If there is one thing we can be certain of, it’s that each one of us will one day pass away or rather die for a lack of a better word. When someone you know commits suicide, you are plunged into confusion and grief. Life is instinctually valued by all of life’s creatures. Even a blade of grass or flower fights for the privilege of life. When someone close to you voluntarily ends their lives, your entire value system is thrown into question as guilty feelings start to consume, thinking that maybe, just maybe you should somehow have seen the signs that led to the individual’s suicide.
AIDS-related stigma and discrimination is the prejudice, negative attitudes, abuse and maltreatment directed at people living with HIV and AIDS, and, this include the infected and affected. AIDS related stigma has resulted in psychological damage that has adverse effects in families, peers and the community at large. Stigma not only makes it more difficult for people trying to come to terms with the condition manage their lives on a personal level, but it also interferes with efforts to fight the epidemic. Stigma has led to fear of social disgrace and negative community reaction which in turn has devastating effects that are further fuelled by perpetuating the wall of silence and shame surrounding the disease thus hindering the efforts to address issues related to the epidemic. Stigma places an emotional burden to the affected and infected.
Fred a peer and community mobilizer, born 24 years ago was one of the people who had to face and fight stigma and unfortunately lost the battle. When the Drop In Centre opened its doors to the community in Rongai, Fred was among the first peer mobilizers to be trained. The centre works with the Most at Risk Population in effecting HIV preventive strategies among others. He assisted a lot in establishing Chang’aa dens that are visited by our Community mobilizers to reach out to sex workers and bar hosts/hostesses, besides mobilizing his peers and male counterparts especially those with multiple female sex partners to go for HIV testing and Counseling. He was a good communicator and would easily convince and pass messages that others found had to. Fred was without a doubt the best male peer mobilizer and good team player. Fred was always cheerful and would go out of his way to help his friends and peers; if he could not assist in kind he would be there in person to offer emotional support. It comes as no surprise thus to find that he was the primary caregiver of his ailing siblings. One of his brothers was an alcoholic who passed on a couple of weeks back due to liver disease, while the other of his brothers is living with HIV/AIDS and a defaulter CCC client at the Drop IN Centre. His aging mother is currently sick after having been involved in an accident which left her incapacitated.

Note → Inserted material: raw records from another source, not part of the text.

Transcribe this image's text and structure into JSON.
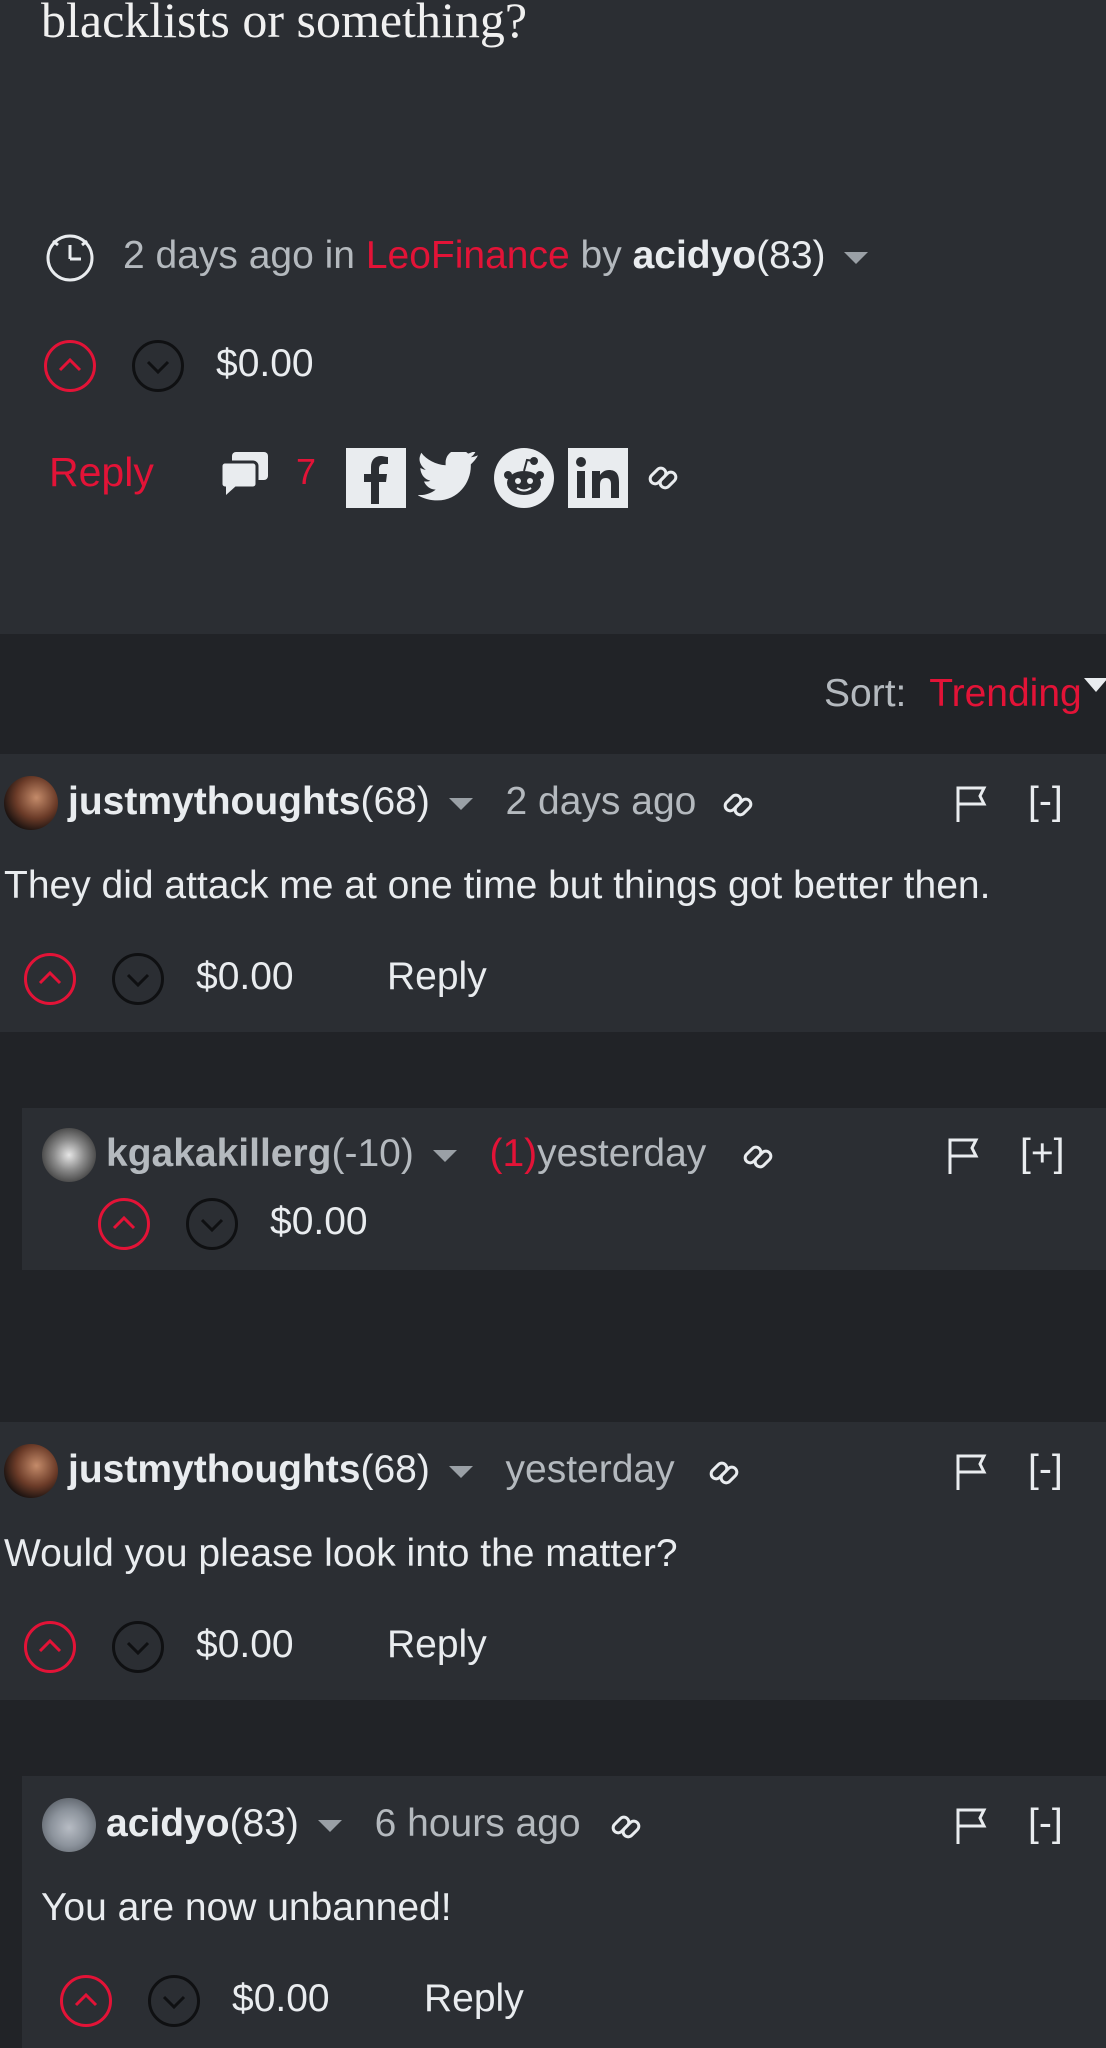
{
  "post": {
    "title_tail": "blacklists or something?",
    "meta": {
      "time": "2 days ago in",
      "community": "LeoFinance",
      "by": "by",
      "author": "acidyo",
      "reputation": "(83)"
    },
    "payout": "$0.00",
    "reply_label": "Reply",
    "comment_count": "7"
  },
  "sort": {
    "label": "Sort:",
    "value": "Trending"
  },
  "comments": [
    {
      "author": "justmythoughts",
      "reputation": "(68)",
      "time": "2 days ago",
      "toggle": "[-]",
      "body": "They did attack me at one time but things got better then.",
      "payout": "$0.00",
      "reply_label": "Reply"
    },
    {
      "author": "kgakakillerg",
      "reputation": "(-10)",
      "flag_count": "(1)",
      "time": "yesterday",
      "toggle": "[+]",
      "payout": "$0.00"
    },
    {
      "author": "justmythoughts",
      "reputation": "(68)",
      "time": "yesterday",
      "toggle": "[-]",
      "body": "Would you please look into the matter?",
      "payout": "$0.00",
      "reply_label": "Reply"
    },
    {
      "author": "acidyo",
      "reputation": "(83)",
      "time": "6 hours ago",
      "toggle": "[-]",
      "body": "You are now unbanned!",
      "payout": "$0.00",
      "reply_label": "Reply"
    }
  ],
  "colors": {
    "accent": "#e31337",
    "background": "#2b2e33",
    "section_dark": "#212327"
  },
  "icons": [
    "clock-icon",
    "upvote-icon",
    "downvote-icon",
    "comments-icon",
    "facebook-icon",
    "twitter-icon",
    "reddit-icon",
    "linkedin-icon",
    "link-icon",
    "flag-icon",
    "dropdown-caret-icon",
    "sort-caret-icon"
  ]
}
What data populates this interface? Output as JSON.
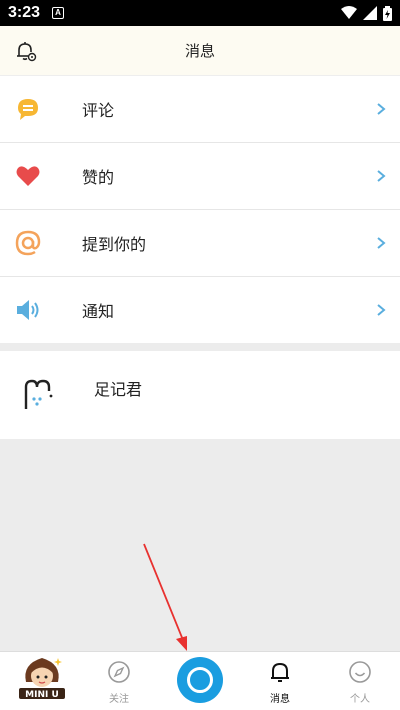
{
  "status": {
    "time": "3:23",
    "badge": "A"
  },
  "header": {
    "title": "消息",
    "icon": "bell-settings-icon"
  },
  "menu": [
    {
      "label": "评论",
      "icon": "comment-icon",
      "color": "#f7b733"
    },
    {
      "label": "赞的",
      "icon": "heart-icon",
      "color": "#e84b4b"
    },
    {
      "label": "提到你的",
      "icon": "at-icon",
      "color": "#f4a35b"
    },
    {
      "label": "通知",
      "icon": "speaker-icon",
      "color": "#5aaede"
    }
  ],
  "footprint": {
    "name": "足记君",
    "icon": "footprint-logo"
  },
  "tabs": [
    {
      "label": "关注",
      "icon": "compass-icon"
    },
    {
      "label": "消息",
      "icon": "bell-icon"
    },
    {
      "label": "个人",
      "icon": "smile-icon"
    }
  ],
  "avatar_text": "MINI U",
  "colors": {
    "accent": "#1a9de0",
    "chevron": "#5aaede",
    "arrow": "#e8312f"
  }
}
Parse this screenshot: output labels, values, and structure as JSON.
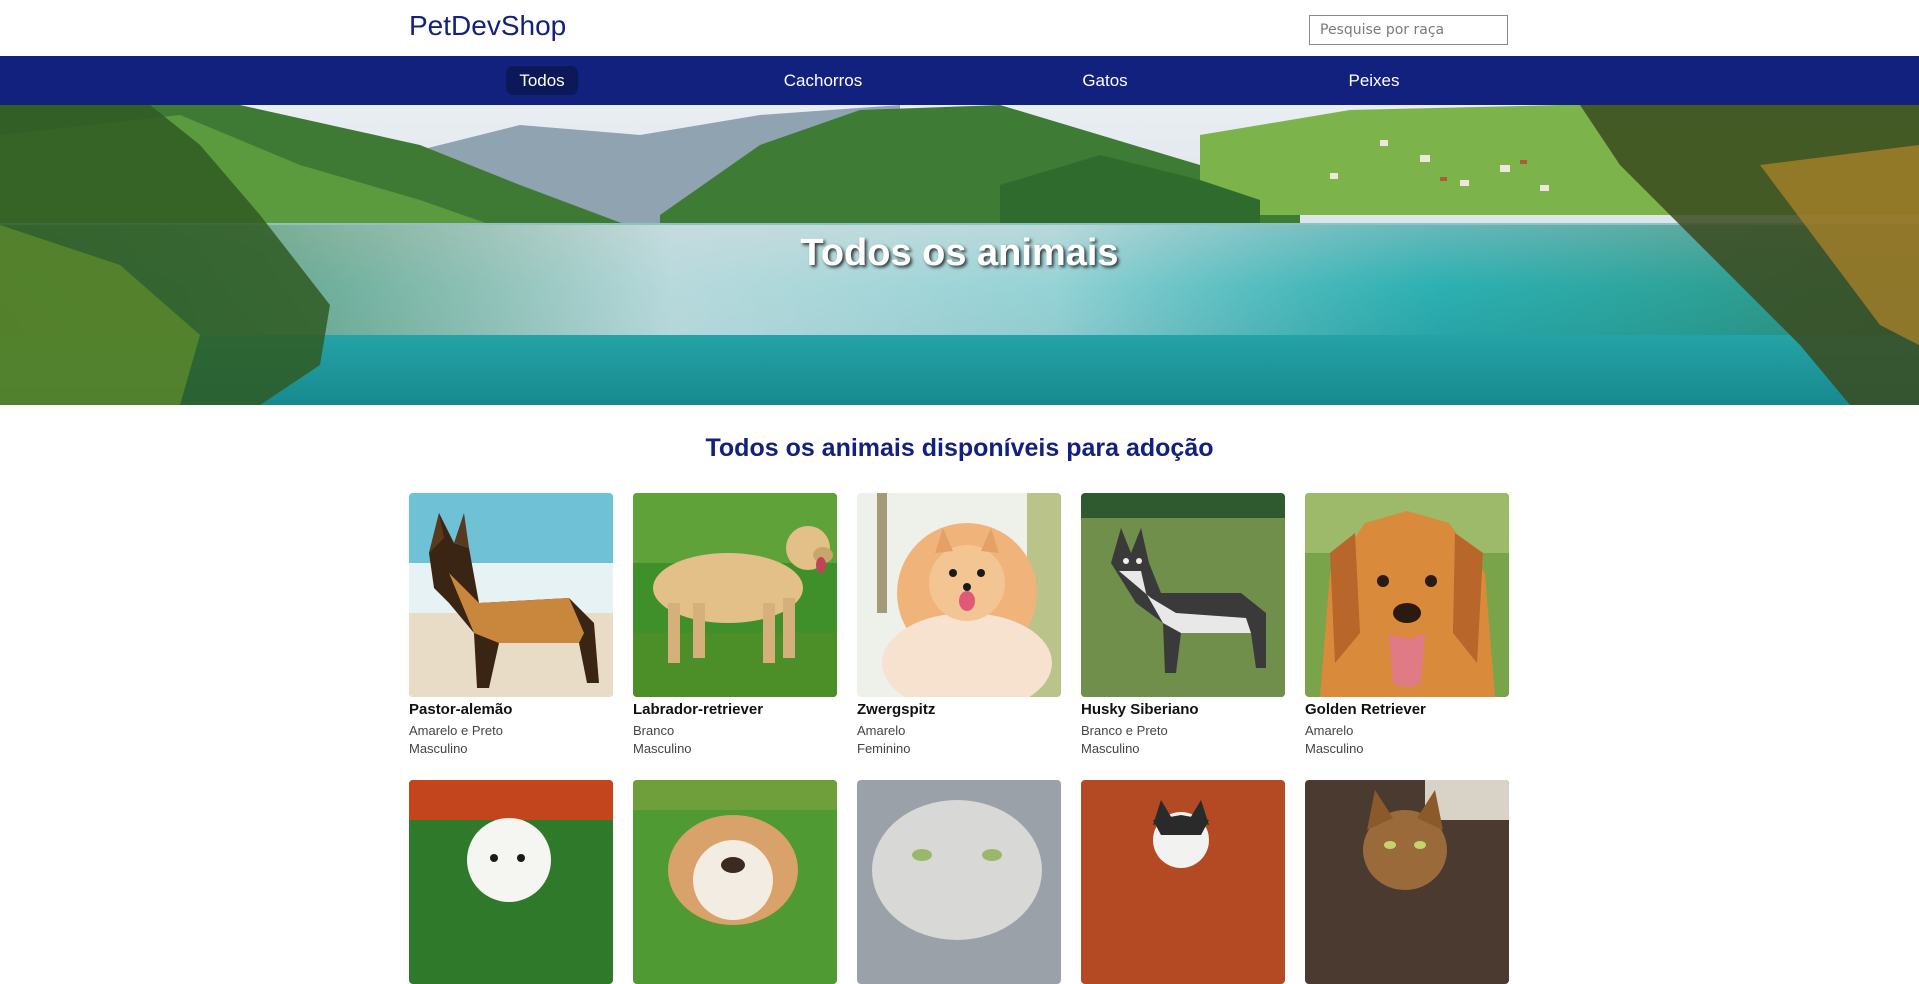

Towards the end his days, Fred fell out with his friends and peers, started to drink alcohol to the point that he, at one time had to be carried home because he was excessively drunk. His reason for drinking was to forget. Fred neglected his small business of mending shoes and continued to be depressed as the days went by. However it was not easy for anyone to tell that he was stressed or depressed as he continued to be jovial to all and because he was outgoing everyone knew that he had no problems, besides, he never spoke of his problems. Everyone in the Community “knew” that he was taking care of his brothers who were both PLWH and as a result his girlfriend broke up with him saying she did not want to relate to people whose family died one after the other because of AIDS.
Fred, he was always there for his friends and anyone who needed his assistance, but we are the same ones who failed him, we failed to see the cry for help when he changed and started drinking, we never reached out because he was always cheerful and easygoing. Some people come into our lives and quickly go, some stay for awhile and leave footprints on our hearts…and we are never the same. Fred touched so many lives and hearts that will never be the same again, that changed for better because he cared and cared and just cared.
All is not lost though, the battle is still on. We are not fighting HIV and AIDS, we are fighting the stigma that comes with it. HIV and AIDS is currently a condition that can be managed, the stigma involved is the disease that will not go away if awareness is not effectively carried out. Fred was only a care giver not infected but affected with a heavy burden that he carried alone. Had he been living with HIV he would have joined a support group, but he was a caregiver who had no one to turn to but himself.
What is the way forward so we don’t lose more Fred’s from something that can be addressed? How do we fight stigma in our society? How do we change people’s attitudes to AIDS?
We can fight stigma by being open, having the courage to speak out, and by having the heart of not condemning or judging others. Otherwise stigma will continue to exist as long as people have poor understanding of HIV and AIDs and the pain and suffering caused by negative attitudes and discriminatory practices. We need to confront the biased social attitudes in order to reduce stigma of both the affected and infected people living with HIV and AIDS.
“Death leaves a heartache no one can heal; love leaves a memory no one can steal. Rest in peace dear Fred the footprints you left in our hearts will never be erased.”